Starting with the Windows 10 Anniversary Update, we introduced a change to how developer items are represented in the Microsoft Edge context menu. This change is designed to reduce end user confusion and accidental invocation of the F12 Developer Tools, while preserving full fidelity for developers and minimizing the need for settings toggles.

Graphic showing the new right-click context menu in Edge, which removes "Inspect element" and "view source" by default.

The Windows 10 Anniversary Update introduces a “soft developer mode,” which disables context menu entries for the F12 Developer Tools by default. Developer-specific options like “View Source”, and “Inspect Element” are hidden, but developers will still be able to open the developer tools using the keyboard shortcuts (F12 & CTRL+SHIFT+I) or from the “…” menu in Microsoft Edge.

The first time a user invokes the F12 Developer Tools, they will be alerted that the developer tools have been enabled and developer options will be shown in the context menu, with an option to undo the change.

Screen capture showing the prompt to keep "inspect element" and "view source" in the context menu after opening the developer tools.
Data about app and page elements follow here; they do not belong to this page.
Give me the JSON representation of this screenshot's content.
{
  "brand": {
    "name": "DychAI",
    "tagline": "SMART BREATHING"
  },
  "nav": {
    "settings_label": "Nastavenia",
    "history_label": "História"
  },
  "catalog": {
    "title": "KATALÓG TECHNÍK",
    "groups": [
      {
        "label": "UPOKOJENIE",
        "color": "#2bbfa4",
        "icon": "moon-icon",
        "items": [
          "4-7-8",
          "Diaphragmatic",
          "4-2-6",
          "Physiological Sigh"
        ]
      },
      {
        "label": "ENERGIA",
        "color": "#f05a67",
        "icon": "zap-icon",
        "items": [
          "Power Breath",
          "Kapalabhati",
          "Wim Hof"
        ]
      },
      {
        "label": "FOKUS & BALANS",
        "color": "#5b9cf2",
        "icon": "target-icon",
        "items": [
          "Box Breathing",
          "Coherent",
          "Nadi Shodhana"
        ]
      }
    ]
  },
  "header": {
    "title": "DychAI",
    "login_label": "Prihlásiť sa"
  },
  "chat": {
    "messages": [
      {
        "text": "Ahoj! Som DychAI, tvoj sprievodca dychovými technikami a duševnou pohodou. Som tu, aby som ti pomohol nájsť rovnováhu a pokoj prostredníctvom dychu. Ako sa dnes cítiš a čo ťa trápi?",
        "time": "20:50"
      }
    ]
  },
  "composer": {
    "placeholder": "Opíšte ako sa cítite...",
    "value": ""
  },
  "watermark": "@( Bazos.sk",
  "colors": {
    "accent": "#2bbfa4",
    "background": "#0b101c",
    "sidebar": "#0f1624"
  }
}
This setting can also be configured manually in about:flags:

About-flags settings for developer tools

The motivation and data behind this change

In recent customer studies, we found many non-developer users of Microsoft Edge were confused by accidentally invoking the F12 Developer Tools. Specifically, we saw user confusion about the “Inspect element” item in the right-click context menu. Correlating this feedback with our telemetry data, we found a significant number of sessions lasting less than 15 seconds in duration with 5 or less actions taken within the F12 Developer Tools. This usage pattern made it clear to us that there was room for improvement.

Chart showing F12 duration in seconds. By session count, many sessions are clearly accidental, with session lengths under 60 seconds.

We expect this change to provide a better experience to the overwhelming majority of Microsoft Edge users, while surfacing developer context menu items in a convenient and persistent way to the users who need them – the web is for everyone, not just developers.

We look forward to any feedback on this change in the comments below or on Twitter @MSEdgeDev.

Kenneth Auchenberg, Program Manager, Developer Tools